Before modern computers, the term computer was used to describe people who computed, and this term was indeed sometimes used as a job title or description. For instance, in an 1884 report of the U.S. Naval Observatory, a list of acknowledgements of assistance included these:
...Mr. Theo I. King throughout the year, in the grade of computer until April 20, 1897, and subsequently in the grade of assistant astronomer; Computer Frank B. Littell... Computer E. A. Boeger throughout the year; Computer G. K. Lawton ...
In fact the U.S. Civil Service had competitive examinations for the position of Computer. The 1890 test had sections on spelling, penmanship, copying, letter-writing, algebra, geometry, logarithms, and trigonometry. (The sample questions may be interesting to some.)
Computer was not just used for people, though; it came to be used for any tool which helped with computation. This was not just mechanical devices such as adding machines, but was also applied to sets of numeric tables and procedures published in books such as Screw Propeller Computer.

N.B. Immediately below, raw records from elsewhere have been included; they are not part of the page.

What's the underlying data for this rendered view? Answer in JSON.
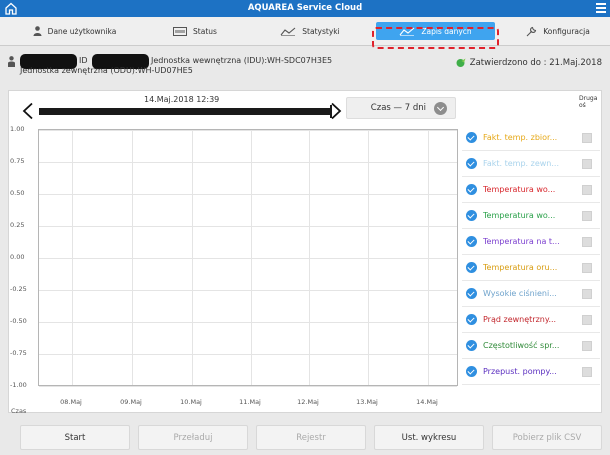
{
  "app": {
    "title": "AQUAREA Service Cloud"
  },
  "tabs": [
    {
      "label": "Dane użytkownika",
      "icon": "user-icon",
      "active": false
    },
    {
      "label": "Status",
      "icon": "status-icon",
      "active": false
    },
    {
      "label": "Statystyki",
      "icon": "statistics-icon",
      "active": false
    },
    {
      "label": "Zapis danych",
      "icon": "data-log-icon",
      "active": true
    },
    {
      "label": "Konfiguracja",
      "icon": "wrench-icon",
      "active": false
    }
  ],
  "info": {
    "id_label": "ID",
    "idu_text": "Jednostka wewnętrzna (IDU):WH-SDC07H3E5",
    "odu_text": "Jednostka zewnętrzna (ODU):WH-UD07HE5",
    "approved_text": "Zatwierdzono do : 21.Maj.2018"
  },
  "chart_controls": {
    "date_label": "14.Maj.2018 12:39",
    "period_label": "Czas — 7 dni"
  },
  "legend": {
    "header": "Druga oś",
    "items": [
      {
        "label": "Fakt. temp. zbior...",
        "color": "#e6a817"
      },
      {
        "label": "Fakt. temp. zewn...",
        "color": "#a9d3ec"
      },
      {
        "label": "Temperatura wo...",
        "color": "#d8262c"
      },
      {
        "label": "Temperatura wo...",
        "color": "#2aa14a"
      },
      {
        "label": "Temperatura na t...",
        "color": "#7b3fcf"
      },
      {
        "label": "Temperatura oru...",
        "color": "#d89d12"
      },
      {
        "label": "Wysokie ciśnieni...",
        "color": "#6fa3cc"
      },
      {
        "label": "Prąd zewnętrzny...",
        "color": "#c2262c"
      },
      {
        "label": "Częstotliwość spr...",
        "color": "#2f8a38"
      },
      {
        "label": "Przepust. pompy...",
        "color": "#5b2fc0"
      }
    ]
  },
  "chart_data": {
    "type": "line",
    "xlabel": "Czas",
    "ylabel": "",
    "ylim": [
      -1.0,
      1.0
    ],
    "y_ticks": [
      "1.00",
      "0.75",
      "0.50",
      "0.25",
      "0.00",
      "-0.25",
      "-0.50",
      "-0.75",
      "-1.00"
    ],
    "x_ticks": [
      "08.Maj",
      "09.Maj",
      "10.Maj",
      "11.Maj",
      "12.Maj",
      "13.Maj",
      "14.Maj"
    ],
    "series": []
  },
  "buttons": {
    "start": "Start",
    "reload": "Przeładuj",
    "register": "Rejestr",
    "chart_settings": "Ust. wykresu",
    "download_csv": "Pobierz plik CSV"
  }
}
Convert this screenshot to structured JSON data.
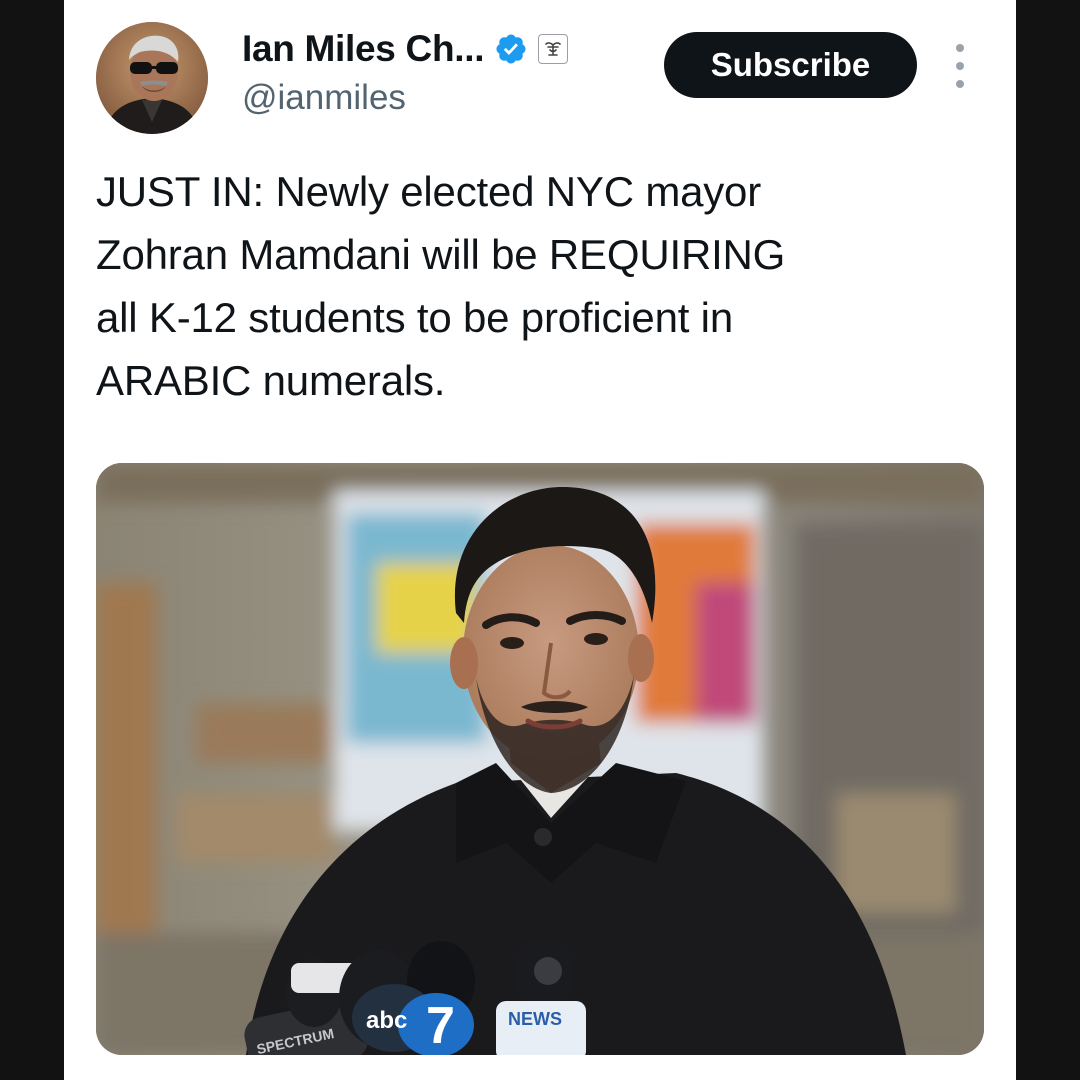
{
  "tweet": {
    "author": {
      "display_name": "Ian Miles Ch...",
      "handle": "@ianmiles",
      "verified": true,
      "verified_icon": "verified-badge-icon",
      "affiliation_icon": "affiliate-badge-icon",
      "avatar": "author-avatar"
    },
    "subscribe_label": "Subscribe",
    "more_icon": "more-vertical-icon",
    "text": "JUST IN: Newly elected NYC mayor\nZohran Mamdani will be REQUIRING\nall K-12 students to be proficient in\nARABIC numerals.",
    "media": {
      "type": "photo",
      "mic_labels": [
        "abc",
        "7",
        "NEWS",
        "SPECTRUM"
      ]
    }
  },
  "colors": {
    "background": "#121212",
    "card": "#ffffff",
    "text_primary": "#0f1419",
    "text_secondary": "#536471",
    "subscribe_bg": "#0f1419",
    "verified_blue": "#1d9bf0"
  }
}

There probably was not much confusion when digital computers were coming into use, just as previously there was not a great deal of confusion between an adding machine, a book, and a civil servant. In the early years, computer was usually qualified by an adjective, e.g. electronic computer, at least at initial mention.